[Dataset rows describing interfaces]

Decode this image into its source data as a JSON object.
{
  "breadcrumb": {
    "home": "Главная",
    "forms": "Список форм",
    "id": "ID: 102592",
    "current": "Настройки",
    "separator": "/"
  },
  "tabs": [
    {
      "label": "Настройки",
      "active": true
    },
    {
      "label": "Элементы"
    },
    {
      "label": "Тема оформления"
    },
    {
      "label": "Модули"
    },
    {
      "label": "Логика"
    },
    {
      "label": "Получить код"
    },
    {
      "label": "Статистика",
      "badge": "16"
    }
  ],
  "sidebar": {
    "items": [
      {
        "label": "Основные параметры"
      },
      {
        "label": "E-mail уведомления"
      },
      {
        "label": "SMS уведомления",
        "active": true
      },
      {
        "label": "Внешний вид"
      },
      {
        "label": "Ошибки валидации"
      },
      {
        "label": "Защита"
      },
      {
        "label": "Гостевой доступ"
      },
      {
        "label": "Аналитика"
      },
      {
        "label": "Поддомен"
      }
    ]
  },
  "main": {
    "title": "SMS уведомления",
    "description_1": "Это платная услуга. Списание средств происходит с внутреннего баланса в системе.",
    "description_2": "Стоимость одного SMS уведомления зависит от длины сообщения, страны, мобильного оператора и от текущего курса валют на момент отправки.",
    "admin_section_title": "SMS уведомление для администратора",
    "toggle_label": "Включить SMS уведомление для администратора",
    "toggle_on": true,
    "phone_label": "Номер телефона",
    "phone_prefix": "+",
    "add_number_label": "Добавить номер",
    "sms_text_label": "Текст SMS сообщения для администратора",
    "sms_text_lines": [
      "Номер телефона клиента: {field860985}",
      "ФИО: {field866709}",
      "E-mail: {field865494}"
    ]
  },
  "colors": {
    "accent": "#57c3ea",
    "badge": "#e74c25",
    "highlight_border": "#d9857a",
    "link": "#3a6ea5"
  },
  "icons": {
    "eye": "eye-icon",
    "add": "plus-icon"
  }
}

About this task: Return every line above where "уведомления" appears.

Task result:
        "label": "E-mail уведомления"
        "label": "SMS уведомления",
    "title": "SMS уведомления",
    "description_2": "Стоимость одного SMS уведомления зависит от длины сообщения, страны, мобильного оператора и от текущего курса валют на момент отправки.",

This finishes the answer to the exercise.